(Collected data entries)
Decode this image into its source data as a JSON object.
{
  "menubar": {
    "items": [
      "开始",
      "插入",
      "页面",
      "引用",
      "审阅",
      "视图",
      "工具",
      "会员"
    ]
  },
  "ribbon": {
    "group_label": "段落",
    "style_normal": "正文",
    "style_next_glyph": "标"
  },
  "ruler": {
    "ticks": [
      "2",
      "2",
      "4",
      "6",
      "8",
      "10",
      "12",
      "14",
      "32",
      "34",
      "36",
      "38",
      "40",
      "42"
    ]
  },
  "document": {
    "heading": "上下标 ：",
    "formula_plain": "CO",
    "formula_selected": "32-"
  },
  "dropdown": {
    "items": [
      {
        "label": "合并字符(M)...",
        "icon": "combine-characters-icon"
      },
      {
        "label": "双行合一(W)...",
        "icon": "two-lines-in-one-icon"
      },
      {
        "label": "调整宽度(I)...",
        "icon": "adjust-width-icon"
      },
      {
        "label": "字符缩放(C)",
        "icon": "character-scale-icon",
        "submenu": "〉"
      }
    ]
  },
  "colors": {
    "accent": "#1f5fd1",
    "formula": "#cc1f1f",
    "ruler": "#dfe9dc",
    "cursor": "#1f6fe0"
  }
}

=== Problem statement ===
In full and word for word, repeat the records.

=== Solution to this problem ===
Decode this image into its source data as a JSON object.
{
  "menubar": {
    "items": [
      "开始",
      "插入",
      "页面",
      "引用",
      "审阅",
      "视图",
      "工具",
      "会员"
    ]
  },
  "ribbon": {
    "group_label": "段落",
    "style_normal": "正文",
    "style_next_glyph": "标"
  },
  "ruler": {
    "ticks": [
      "2",
      "2",
      "4",
      "6",
      "8",
      "10",
      "12",
      "14",
      "32",
      "34",
      "36",
      "38",
      "40",
      "42"
    ]
  },
  "document": {
    "heading": "上下标 ：",
    "formula_plain": "CO",
    "formula_selected": "32-"
  },
  "dropdown": {
    "items": [
      {
        "label": "合并字符(M)...",
        "icon": "combine-characters-icon"
      },
      {
        "label": "双行合一(W)...",
        "icon": "two-lines-in-one-icon"
      },
      {
        "label": "调整宽度(I)...",
        "icon": "adjust-width-icon"
      },
      {
        "label": "字符缩放(C)",
        "icon": "character-scale-icon",
        "submenu": "〉"
      }
    ]
  },
  "colors": {
    "accent": "#1f5fd1",
    "formula": "#cc1f1f",
    "ruler": "#dfe9dc",
    "cursor": "#1f6fe0"
  }
}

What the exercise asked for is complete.